#### Data for analysis ####

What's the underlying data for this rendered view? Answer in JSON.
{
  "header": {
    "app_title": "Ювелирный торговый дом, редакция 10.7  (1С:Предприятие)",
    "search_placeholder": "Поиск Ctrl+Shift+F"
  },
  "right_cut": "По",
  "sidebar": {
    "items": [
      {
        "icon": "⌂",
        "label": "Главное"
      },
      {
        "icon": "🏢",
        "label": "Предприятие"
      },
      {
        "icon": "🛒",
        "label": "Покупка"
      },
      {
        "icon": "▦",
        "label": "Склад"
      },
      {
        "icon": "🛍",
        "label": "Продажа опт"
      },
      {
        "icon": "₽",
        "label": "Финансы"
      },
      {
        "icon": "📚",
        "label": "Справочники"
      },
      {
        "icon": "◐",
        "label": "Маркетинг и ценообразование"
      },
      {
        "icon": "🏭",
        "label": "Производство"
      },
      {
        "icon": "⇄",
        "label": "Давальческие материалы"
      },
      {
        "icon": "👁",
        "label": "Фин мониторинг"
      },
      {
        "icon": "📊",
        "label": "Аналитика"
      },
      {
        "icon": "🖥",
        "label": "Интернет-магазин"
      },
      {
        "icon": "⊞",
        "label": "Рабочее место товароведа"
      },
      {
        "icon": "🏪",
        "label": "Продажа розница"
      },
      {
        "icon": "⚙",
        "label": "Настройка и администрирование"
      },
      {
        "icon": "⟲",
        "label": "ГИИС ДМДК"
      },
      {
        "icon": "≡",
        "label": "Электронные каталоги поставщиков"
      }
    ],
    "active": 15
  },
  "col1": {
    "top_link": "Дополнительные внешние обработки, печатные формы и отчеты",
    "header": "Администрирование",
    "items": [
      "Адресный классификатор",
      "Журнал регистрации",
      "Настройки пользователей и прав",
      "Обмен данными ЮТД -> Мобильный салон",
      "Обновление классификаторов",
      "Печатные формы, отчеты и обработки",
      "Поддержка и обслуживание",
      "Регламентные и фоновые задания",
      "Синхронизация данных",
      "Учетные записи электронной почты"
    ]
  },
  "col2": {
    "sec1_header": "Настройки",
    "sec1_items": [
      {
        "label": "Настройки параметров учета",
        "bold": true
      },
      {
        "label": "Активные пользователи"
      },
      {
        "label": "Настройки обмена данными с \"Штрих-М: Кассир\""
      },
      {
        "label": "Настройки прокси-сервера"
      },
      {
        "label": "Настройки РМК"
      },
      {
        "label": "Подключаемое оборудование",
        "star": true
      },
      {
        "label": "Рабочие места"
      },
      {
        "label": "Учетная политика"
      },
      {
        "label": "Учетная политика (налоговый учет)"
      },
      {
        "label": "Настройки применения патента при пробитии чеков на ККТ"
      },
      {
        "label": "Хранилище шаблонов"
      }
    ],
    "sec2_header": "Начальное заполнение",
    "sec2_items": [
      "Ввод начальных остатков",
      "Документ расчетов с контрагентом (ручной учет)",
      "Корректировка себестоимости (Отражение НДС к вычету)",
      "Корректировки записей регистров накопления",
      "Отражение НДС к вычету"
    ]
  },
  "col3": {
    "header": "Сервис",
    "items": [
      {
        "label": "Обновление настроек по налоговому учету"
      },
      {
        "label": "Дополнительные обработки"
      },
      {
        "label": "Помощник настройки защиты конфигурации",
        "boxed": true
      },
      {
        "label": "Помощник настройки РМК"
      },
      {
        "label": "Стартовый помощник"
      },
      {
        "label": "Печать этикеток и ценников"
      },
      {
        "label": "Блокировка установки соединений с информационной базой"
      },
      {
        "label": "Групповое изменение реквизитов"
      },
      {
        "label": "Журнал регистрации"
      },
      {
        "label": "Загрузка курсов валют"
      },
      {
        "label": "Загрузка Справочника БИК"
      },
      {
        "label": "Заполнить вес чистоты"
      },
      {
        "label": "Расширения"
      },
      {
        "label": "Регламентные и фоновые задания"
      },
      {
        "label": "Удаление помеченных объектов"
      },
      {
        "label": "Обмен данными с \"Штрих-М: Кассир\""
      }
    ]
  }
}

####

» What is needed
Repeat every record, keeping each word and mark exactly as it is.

» Written response
What's the underlying data for this rendered view? Answer in JSON.
{
  "header": {
    "app_title": "Ювелирный торговый дом, редакция 10.7  (1С:Предприятие)",
    "search_placeholder": "Поиск Ctrl+Shift+F"
  },
  "right_cut": "По",
  "sidebar": {
    "items": [
      {
        "icon": "⌂",
        "label": "Главное"
      },
      {
        "icon": "🏢",
        "label": "Предприятие"
      },
      {
        "icon": "🛒",
        "label": "Покупка"
      },
      {
        "icon": "▦",
        "label": "Склад"
      },
      {
        "icon": "🛍",
        "label": "Продажа опт"
      },
      {
        "icon": "₽",
        "label": "Финансы"
      },
      {
        "icon": "📚",
        "label": "Справочники"
      },
      {
        "icon": "◐",
        "label": "Маркетинг и ценообразование"
      },
      {
        "icon": "🏭",
        "label": "Производство"
      },
      {
        "icon": "⇄",
        "label": "Давальческие материалы"
      },
      {
        "icon": "👁",
        "label": "Фин мониторинг"
      },
      {
        "icon": "📊",
        "label": "Аналитика"
      },
      {
        "icon": "🖥",
        "label": "Интернет-магазин"
      },
      {
        "icon": "⊞",
        "label": "Рабочее место товароведа"
      },
      {
        "icon": "🏪",
        "label": "Продажа розница"
      },
      {
        "icon": "⚙",
        "label": "Настройка и администрирование"
      },
      {
        "icon": "⟲",
        "label": "ГИИС ДМДК"
      },
      {
        "icon": "≡",
        "label": "Электронные каталоги поставщиков"
      }
    ],
    "active": 15
  },
  "col1": {
    "top_link": "Дополнительные внешние обработки, печатные формы и отчеты",
    "header": "Администрирование",
    "items": [
      "Адресный классификатор",
      "Журнал регистрации",
      "Настройки пользователей и прав",
      "Обмен данными ЮТД -> Мобильный салон",
      "Обновление классификаторов",
      "Печатные формы, отчеты и обработки",
      "Поддержка и обслуживание",
      "Регламентные и фоновые задания",
      "Синхронизация данных",
      "Учетные записи электронной почты"
    ]
  },
  "col2": {
    "sec1_header": "Настройки",
    "sec1_items": [
      {
        "label": "Настройки параметров учета",
        "bold": true
      },
      {
        "label": "Активные пользователи"
      },
      {
        "label": "Настройки обмена данными с \"Штрих-М: Кассир\""
      },
      {
        "label": "Настройки прокси-сервера"
      },
      {
        "label": "Настройки РМК"
      },
      {
        "label": "Подключаемое оборудование",
        "star": true
      },
      {
        "label": "Рабочие места"
      },
      {
        "label": "Учетная политика"
      },
      {
        "label": "Учетная политика (налоговый учет)"
      },
      {
        "label": "Настройки применения патента при пробитии чеков на ККТ"
      },
      {
        "label": "Хранилище шаблонов"
      }
    ],
    "sec2_header": "Начальное заполнение",
    "sec2_items": [
      "Ввод начальных остатков",
      "Документ расчетов с контрагентом (ручной учет)",
      "Корректировка себестоимости (Отражение НДС к вычету)",
      "Корректировки записей регистров накопления",
      "Отражение НДС к вычету"
    ]
  },
  "col3": {
    "header": "Сервис",
    "items": [
      {
        "label": "Обновление настроек по налоговому учету"
      },
      {
        "label": "Дополнительные обработки"
      },
      {
        "label": "Помощник настройки защиты конфигурации",
        "boxed": true
      },
      {
        "label": "Помощник настройки РМК"
      },
      {
        "label": "Стартовый помощник"
      },
      {
        "label": "Печать этикеток и ценников"
      },
      {
        "label": "Блокировка установки соединений с информационной базой"
      },
      {
        "label": "Групповое изменение реквизитов"
      },
      {
        "label": "Журнал регистрации"
      },
      {
        "label": "Загрузка курсов валют"
      },
      {
        "label": "Загрузка Справочника БИК"
      },
      {
        "label": "Заполнить вес чистоты"
      },
      {
        "label": "Расширения"
      },
      {
        "label": "Регламентные и фоновые задания"
      },
      {
        "label": "Удаление помеченных объектов"
      },
      {
        "label": "Обмен данными с \"Штрих-М: Кассир\""
      }
    ]
  }
}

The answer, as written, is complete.